• _Task description_
Answer with the number of lines in the records that contain "price" and with nothing else.
# # # # #
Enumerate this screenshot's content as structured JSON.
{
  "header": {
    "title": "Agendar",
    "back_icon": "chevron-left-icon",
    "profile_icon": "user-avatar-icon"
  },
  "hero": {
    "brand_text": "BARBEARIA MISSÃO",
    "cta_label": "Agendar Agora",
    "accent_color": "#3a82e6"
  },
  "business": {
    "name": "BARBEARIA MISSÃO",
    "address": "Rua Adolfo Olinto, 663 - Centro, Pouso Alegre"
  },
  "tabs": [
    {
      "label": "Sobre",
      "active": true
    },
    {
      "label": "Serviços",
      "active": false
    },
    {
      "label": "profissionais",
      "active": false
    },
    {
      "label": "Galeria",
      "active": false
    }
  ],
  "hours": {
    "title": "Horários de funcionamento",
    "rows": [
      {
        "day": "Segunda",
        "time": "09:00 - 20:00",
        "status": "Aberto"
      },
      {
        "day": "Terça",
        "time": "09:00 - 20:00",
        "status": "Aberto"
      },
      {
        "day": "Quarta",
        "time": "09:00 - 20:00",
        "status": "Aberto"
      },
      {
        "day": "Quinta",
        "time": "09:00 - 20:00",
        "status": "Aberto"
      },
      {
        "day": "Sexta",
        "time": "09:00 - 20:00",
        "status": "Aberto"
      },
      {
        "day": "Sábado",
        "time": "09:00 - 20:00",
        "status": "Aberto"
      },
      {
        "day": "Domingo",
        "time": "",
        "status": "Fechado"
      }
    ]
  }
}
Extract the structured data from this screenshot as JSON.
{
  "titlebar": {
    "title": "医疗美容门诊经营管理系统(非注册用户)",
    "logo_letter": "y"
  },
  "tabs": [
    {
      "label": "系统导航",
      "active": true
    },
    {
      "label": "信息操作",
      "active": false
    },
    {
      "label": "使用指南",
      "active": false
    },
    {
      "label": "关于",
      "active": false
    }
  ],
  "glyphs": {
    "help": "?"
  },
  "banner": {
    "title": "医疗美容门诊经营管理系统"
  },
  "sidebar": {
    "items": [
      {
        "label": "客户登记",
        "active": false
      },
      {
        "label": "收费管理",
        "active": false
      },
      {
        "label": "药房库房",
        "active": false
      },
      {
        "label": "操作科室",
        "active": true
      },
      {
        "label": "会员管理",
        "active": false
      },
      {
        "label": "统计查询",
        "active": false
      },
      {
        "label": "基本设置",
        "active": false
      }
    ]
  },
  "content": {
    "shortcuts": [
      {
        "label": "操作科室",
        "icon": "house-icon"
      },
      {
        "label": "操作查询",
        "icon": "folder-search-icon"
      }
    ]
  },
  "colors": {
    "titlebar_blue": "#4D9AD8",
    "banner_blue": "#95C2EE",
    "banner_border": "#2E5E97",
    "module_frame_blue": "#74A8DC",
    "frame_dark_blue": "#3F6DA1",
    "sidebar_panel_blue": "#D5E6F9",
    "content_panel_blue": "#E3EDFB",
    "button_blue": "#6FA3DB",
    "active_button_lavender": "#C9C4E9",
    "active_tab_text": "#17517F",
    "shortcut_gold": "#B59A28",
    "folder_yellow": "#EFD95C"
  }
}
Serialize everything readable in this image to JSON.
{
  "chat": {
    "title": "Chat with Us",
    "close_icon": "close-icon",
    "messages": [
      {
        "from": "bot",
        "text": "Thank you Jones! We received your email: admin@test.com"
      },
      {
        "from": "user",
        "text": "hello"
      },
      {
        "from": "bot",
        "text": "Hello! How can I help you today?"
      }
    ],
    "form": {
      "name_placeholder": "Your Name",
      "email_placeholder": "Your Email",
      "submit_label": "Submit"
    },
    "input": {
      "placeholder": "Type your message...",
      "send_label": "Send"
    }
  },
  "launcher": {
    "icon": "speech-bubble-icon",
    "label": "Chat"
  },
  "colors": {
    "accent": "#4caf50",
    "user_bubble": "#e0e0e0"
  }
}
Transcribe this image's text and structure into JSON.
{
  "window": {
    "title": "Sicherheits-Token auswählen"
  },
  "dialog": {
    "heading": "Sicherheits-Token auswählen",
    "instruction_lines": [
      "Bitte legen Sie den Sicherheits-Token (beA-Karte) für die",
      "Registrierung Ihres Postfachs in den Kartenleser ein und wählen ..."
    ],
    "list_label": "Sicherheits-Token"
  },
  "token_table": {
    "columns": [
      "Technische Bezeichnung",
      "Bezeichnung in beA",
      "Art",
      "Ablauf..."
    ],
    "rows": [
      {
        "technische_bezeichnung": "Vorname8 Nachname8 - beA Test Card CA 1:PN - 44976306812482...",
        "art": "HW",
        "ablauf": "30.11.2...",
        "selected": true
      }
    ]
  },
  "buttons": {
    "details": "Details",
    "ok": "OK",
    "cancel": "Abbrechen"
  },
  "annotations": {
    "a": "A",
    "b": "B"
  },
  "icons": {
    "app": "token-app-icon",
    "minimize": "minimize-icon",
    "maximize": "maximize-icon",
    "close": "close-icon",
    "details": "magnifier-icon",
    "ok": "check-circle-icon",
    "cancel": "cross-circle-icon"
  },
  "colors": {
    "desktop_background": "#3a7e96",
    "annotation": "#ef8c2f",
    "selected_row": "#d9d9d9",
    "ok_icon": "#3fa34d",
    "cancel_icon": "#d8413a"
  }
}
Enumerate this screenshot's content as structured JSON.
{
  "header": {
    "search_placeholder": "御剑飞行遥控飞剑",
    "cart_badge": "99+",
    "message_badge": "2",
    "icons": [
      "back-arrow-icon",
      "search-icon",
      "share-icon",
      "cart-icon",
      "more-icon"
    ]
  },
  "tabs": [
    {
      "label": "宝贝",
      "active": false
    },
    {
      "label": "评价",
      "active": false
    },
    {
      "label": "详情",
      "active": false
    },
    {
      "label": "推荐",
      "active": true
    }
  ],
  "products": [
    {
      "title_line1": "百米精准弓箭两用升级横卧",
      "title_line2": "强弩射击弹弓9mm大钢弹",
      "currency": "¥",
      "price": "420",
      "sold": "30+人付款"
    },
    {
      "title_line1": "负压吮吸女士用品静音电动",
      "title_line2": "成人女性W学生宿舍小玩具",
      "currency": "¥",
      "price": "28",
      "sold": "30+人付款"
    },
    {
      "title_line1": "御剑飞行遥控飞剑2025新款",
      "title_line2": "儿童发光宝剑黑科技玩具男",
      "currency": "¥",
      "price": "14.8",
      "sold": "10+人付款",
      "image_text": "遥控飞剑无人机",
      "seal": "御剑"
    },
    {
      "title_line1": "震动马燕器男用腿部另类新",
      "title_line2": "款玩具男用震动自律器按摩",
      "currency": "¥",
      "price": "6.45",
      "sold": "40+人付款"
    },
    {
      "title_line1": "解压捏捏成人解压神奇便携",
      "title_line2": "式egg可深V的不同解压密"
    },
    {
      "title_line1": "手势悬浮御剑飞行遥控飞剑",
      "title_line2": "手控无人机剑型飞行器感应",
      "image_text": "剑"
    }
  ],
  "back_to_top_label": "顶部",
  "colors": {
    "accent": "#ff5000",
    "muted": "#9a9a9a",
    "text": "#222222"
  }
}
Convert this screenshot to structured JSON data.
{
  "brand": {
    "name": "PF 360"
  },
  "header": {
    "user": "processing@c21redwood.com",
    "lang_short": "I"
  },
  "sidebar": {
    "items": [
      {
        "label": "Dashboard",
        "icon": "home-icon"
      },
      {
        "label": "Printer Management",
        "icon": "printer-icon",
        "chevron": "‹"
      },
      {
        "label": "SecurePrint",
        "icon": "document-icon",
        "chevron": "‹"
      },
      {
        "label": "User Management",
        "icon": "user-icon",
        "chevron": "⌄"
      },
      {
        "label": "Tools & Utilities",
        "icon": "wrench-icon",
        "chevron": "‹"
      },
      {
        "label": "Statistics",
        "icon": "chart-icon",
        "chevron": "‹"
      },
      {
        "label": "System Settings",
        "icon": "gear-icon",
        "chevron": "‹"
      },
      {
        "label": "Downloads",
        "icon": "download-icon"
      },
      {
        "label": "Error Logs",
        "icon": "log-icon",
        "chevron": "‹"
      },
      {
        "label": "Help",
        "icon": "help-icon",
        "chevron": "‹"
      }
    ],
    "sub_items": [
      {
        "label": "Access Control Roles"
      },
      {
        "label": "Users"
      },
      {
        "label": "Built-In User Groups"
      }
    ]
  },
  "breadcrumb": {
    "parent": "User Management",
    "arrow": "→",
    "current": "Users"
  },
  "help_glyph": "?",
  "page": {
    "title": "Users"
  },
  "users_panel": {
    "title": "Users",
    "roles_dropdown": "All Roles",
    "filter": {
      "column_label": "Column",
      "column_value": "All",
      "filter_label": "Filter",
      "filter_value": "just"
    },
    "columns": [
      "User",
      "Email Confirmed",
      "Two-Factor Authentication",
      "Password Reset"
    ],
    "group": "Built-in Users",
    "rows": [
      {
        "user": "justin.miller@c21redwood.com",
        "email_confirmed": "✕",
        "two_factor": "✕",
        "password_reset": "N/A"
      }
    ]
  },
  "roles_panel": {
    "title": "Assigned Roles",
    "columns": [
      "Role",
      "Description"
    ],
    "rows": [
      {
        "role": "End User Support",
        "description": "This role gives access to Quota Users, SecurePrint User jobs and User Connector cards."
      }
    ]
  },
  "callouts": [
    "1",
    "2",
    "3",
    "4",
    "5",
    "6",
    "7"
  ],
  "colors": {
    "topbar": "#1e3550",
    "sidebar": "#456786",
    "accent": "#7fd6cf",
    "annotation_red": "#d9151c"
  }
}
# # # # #
• _Solved problem_
4